In such a situation of personal fear of economic retaliation and of personal inferiority, the mutual support provided by organized public demonstrations is extremely important for Negroes. It is clear also that genuine sympathy and active support by Whites in such marches can do much to calm the Negro’s debilitating fear and diminish his feeling of frustrating inferiority. Here also, as mentioned earlier, the feeling of personal dignity and of the potential power which comes from such a well organized and amazingly well-run demonstration as the 1963 march on Washington, D.C. cannot help but filter down to the individual Negro and give him both the desire and the confidence to use his energies in approaching with industry and honesty the new vistas which are opened to him.

Finally, and most important of all, the Christian minister and the Christian Church must bear God’s message of Sin, Salvation and Service to the Negro as well as the White.
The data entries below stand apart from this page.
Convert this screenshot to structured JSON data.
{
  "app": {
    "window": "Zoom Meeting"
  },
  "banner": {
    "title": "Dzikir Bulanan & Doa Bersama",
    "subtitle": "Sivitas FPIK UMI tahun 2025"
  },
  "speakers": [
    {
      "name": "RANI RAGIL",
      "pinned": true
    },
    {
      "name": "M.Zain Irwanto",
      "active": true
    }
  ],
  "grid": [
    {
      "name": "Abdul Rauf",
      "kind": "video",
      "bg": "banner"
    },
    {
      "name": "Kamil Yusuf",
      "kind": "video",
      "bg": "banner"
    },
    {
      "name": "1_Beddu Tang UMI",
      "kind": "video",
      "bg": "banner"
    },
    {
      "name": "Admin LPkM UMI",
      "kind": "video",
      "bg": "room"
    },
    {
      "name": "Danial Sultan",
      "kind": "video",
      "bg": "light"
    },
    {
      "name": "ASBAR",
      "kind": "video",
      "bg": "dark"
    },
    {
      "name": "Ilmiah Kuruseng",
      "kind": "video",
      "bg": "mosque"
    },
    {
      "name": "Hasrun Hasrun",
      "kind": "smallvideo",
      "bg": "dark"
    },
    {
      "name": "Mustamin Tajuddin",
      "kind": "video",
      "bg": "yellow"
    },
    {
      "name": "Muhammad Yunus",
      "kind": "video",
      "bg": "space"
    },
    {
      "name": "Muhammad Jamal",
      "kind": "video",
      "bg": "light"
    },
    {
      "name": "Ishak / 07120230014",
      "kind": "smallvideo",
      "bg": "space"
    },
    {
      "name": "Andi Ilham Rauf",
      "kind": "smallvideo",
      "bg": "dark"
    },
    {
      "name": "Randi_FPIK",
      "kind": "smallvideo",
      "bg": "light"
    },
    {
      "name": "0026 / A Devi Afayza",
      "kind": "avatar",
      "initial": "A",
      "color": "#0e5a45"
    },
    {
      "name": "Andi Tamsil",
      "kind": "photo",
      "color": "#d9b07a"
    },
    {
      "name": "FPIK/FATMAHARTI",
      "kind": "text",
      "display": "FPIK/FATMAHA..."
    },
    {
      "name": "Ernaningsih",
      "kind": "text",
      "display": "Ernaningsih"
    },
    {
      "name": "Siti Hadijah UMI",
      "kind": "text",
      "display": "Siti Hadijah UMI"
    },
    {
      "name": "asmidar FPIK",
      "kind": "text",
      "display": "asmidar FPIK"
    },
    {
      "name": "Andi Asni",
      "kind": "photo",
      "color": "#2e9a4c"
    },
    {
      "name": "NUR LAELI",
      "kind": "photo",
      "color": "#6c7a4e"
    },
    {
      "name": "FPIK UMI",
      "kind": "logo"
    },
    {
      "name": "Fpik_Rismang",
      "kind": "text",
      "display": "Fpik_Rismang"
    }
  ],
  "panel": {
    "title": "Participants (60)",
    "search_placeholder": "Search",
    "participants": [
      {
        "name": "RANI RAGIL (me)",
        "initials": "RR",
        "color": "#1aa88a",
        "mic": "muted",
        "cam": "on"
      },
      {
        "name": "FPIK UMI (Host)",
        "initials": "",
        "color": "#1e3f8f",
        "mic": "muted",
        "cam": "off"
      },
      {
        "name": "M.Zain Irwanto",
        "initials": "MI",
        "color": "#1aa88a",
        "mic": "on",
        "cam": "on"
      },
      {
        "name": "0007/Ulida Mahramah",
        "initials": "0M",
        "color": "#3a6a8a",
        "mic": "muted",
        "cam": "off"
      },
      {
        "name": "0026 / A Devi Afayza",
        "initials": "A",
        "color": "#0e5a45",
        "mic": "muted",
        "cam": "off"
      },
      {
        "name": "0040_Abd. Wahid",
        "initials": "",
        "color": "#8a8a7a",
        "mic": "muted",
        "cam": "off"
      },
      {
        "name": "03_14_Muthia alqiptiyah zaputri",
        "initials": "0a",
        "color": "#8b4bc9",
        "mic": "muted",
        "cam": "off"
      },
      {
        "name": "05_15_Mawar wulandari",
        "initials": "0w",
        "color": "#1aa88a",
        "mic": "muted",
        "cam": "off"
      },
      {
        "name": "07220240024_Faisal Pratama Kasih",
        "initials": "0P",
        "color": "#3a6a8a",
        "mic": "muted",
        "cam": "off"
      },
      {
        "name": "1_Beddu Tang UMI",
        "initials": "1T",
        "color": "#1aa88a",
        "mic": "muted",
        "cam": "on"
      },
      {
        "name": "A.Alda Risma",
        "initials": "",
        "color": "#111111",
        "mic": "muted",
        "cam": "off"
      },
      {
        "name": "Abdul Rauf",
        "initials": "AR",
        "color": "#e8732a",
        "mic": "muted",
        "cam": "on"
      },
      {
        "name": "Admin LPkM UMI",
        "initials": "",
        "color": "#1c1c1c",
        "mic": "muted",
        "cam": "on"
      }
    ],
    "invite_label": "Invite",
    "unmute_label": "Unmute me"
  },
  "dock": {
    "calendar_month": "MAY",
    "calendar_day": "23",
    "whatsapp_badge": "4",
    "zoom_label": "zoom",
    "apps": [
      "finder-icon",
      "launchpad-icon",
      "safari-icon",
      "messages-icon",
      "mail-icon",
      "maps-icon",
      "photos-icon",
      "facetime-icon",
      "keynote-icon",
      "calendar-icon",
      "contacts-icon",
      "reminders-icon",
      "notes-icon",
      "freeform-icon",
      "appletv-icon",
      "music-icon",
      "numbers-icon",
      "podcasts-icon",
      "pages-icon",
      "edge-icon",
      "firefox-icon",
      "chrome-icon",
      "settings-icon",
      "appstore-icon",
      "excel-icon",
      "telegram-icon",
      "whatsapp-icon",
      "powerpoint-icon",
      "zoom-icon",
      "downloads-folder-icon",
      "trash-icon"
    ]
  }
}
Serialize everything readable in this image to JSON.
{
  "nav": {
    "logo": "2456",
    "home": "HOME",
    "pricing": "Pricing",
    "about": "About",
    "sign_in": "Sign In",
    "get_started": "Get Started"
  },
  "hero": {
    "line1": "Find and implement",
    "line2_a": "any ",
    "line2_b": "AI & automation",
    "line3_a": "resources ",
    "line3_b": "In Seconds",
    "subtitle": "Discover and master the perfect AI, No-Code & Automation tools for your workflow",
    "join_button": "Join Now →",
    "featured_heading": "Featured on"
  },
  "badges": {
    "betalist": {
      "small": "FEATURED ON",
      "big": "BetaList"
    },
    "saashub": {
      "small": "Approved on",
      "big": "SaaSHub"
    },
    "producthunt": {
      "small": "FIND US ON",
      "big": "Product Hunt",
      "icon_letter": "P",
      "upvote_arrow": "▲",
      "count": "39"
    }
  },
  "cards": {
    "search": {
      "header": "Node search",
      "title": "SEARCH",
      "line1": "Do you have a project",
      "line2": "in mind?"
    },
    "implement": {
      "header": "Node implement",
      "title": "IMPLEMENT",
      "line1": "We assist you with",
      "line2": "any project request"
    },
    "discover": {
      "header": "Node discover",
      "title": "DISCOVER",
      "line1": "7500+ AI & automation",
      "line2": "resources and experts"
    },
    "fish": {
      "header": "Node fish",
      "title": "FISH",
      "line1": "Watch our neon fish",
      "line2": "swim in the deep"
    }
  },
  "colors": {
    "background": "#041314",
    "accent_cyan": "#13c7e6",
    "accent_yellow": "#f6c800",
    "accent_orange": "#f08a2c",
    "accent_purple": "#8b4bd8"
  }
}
I agree with Rev. Heerema that this requires that we stress industry and honesty. But until we support and join the Negro in organized demonstrations, marches and parades, and thus convince him that we are serious in helping him gain meaningful new opportunities for industry and integrity, and until we give him every possible support in utilizing these opportunities, until that time our proclamation of the need for hard work and honesty is likely to fall on deaf ears. In fact, our failure to join and support the Negro in organized public demonstrations not only makes his ears deaf to the Divine message we bring, but may call forth such a stored-up stream of frustration, suspicion, and hate that he may reject completely and angrily the message of industry and integrity which we offer sympathetically and in good conscience. In the rejection of this legitimate aspect of the Christian message, he may well become so violent that he rejects the whole Christian Church and the Lord and Savior he has been taught from a child to love and serve.

Yes, the American Negro needs to practice “hard work and honesty in all things” in order to gain a sound and lasting social acceptance. The message of the Christian Church to all men, both Negro and White, must always stress industry and integrity as necessary responses to the gracious gift of salvation. But in rejecting demonstrations, marches and parades and in counseling White Christians not to join Negroes in these public, organized demonstrations in order to promote the message of industry and integrity, I fear that we may be creating unwise and almost insurmountable obstacles which will make it very difficult if not impossible for the American Negro to hear the message and gain the social acceptance which we as Christians and Americans desire for him as well as for ourselves and for all men.